====== Data for processing ======
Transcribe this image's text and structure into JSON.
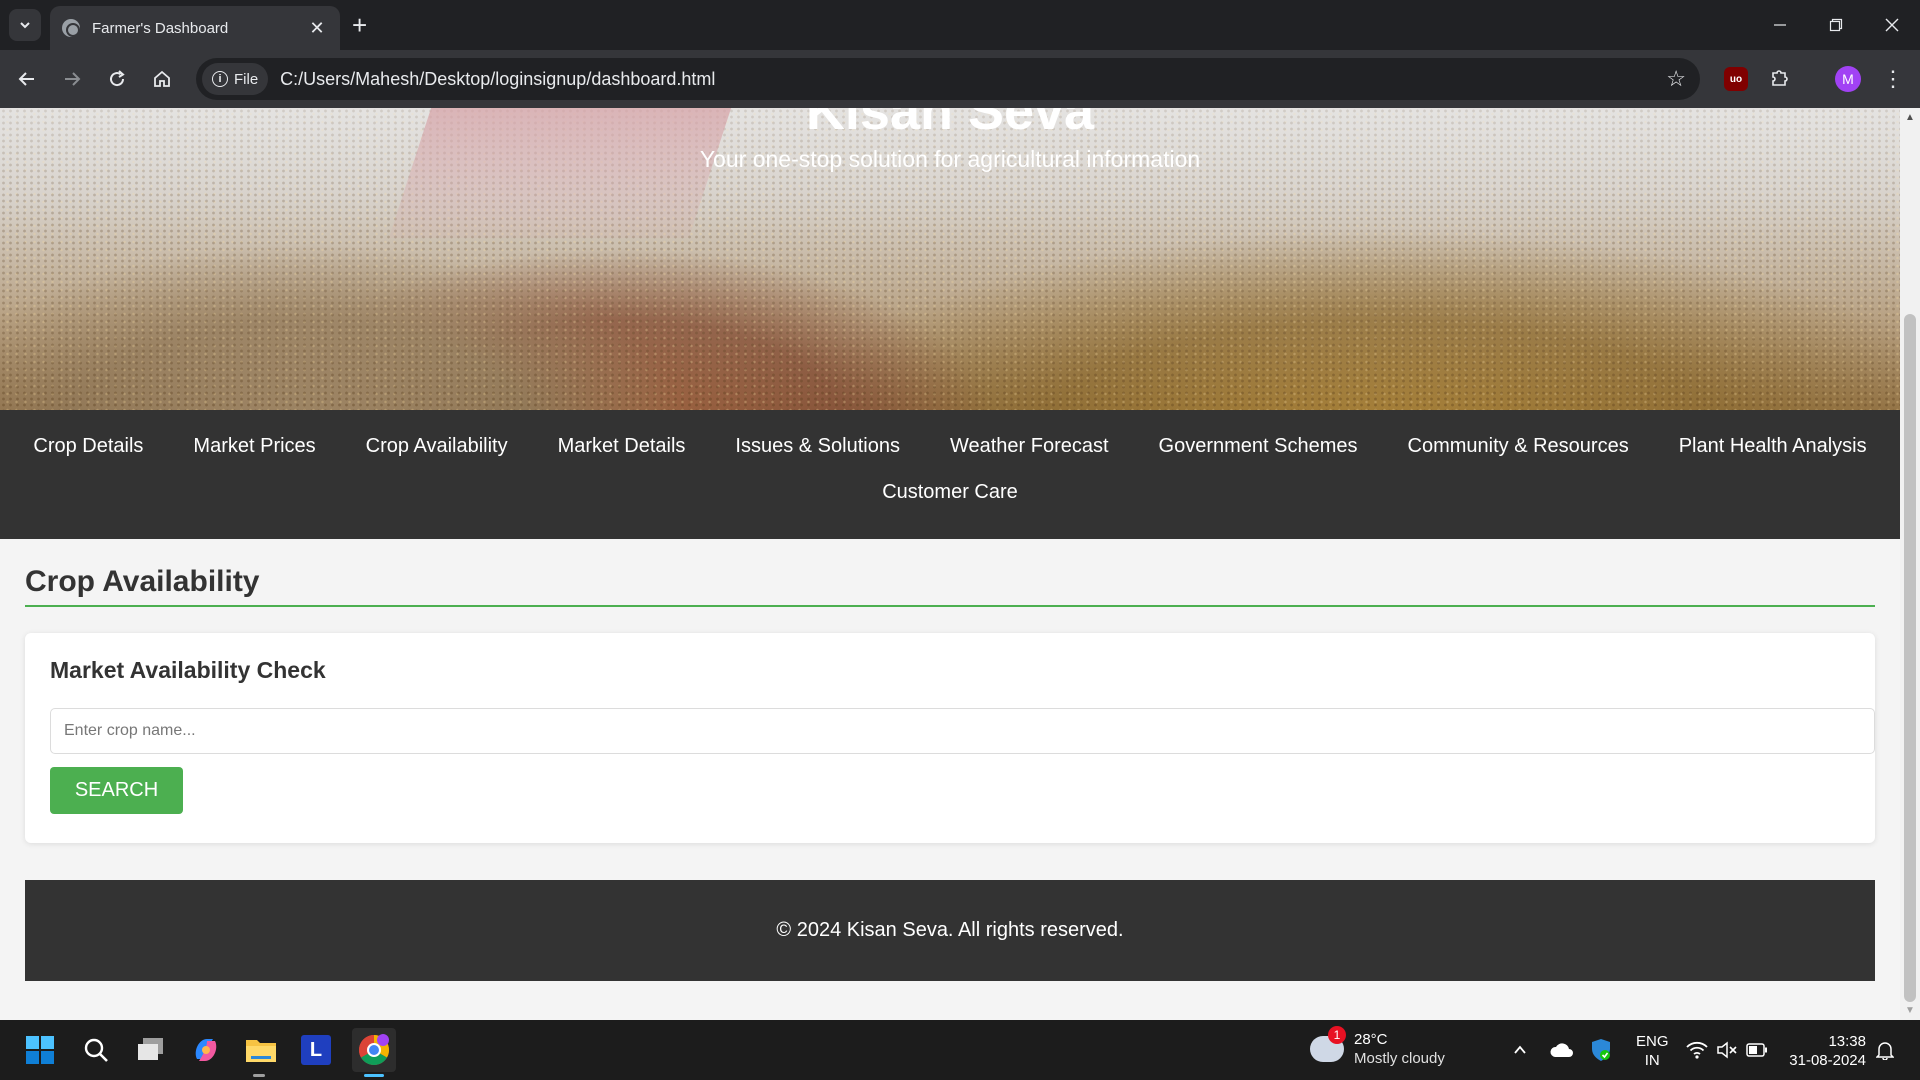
{
  "browser": {
    "tab_title": "Farmer's Dashboard",
    "site_chip": "File",
    "url": "C:/Users/Mahesh/Desktop/loginsignup/dashboard.html",
    "profile_initial": "M",
    "ext_ublock": "uo"
  },
  "hero": {
    "title": "Kisan Seva",
    "subtitle": "Your one-stop solution for agricultural information"
  },
  "nav": {
    "items": [
      "Crop Details",
      "Market Prices",
      "Crop Availability",
      "Market Details",
      "Issues & Solutions",
      "Weather Forecast",
      "Government Schemes",
      "Community & Resources",
      "Plant Health Analysis",
      "Customer Care"
    ]
  },
  "section": {
    "title": "Crop Availability",
    "card_title": "Market Availability Check",
    "input_placeholder": "Enter crop name...",
    "search_label": "SEARCH"
  },
  "footer": {
    "text": "© 2024 Kisan Seva. All rights reserved."
  },
  "taskbar": {
    "weather_badge": "1",
    "weather_temp": "28°C",
    "weather_desc": "Mostly cloudy",
    "lang_line1": "ENG",
    "lang_line2": "IN",
    "time": "13:38",
    "date": "31-08-2024",
    "launcher_l": "L"
  },
  "colors": {
    "accent_green": "#4caf50",
    "nav_bg": "#333333",
    "profile_purple": "#a142f4"
  }
}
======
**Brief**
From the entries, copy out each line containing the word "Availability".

**Task result**
      "Crop Availability",
    "title": "Crop Availability",
    "card_title": "Market Availability Check",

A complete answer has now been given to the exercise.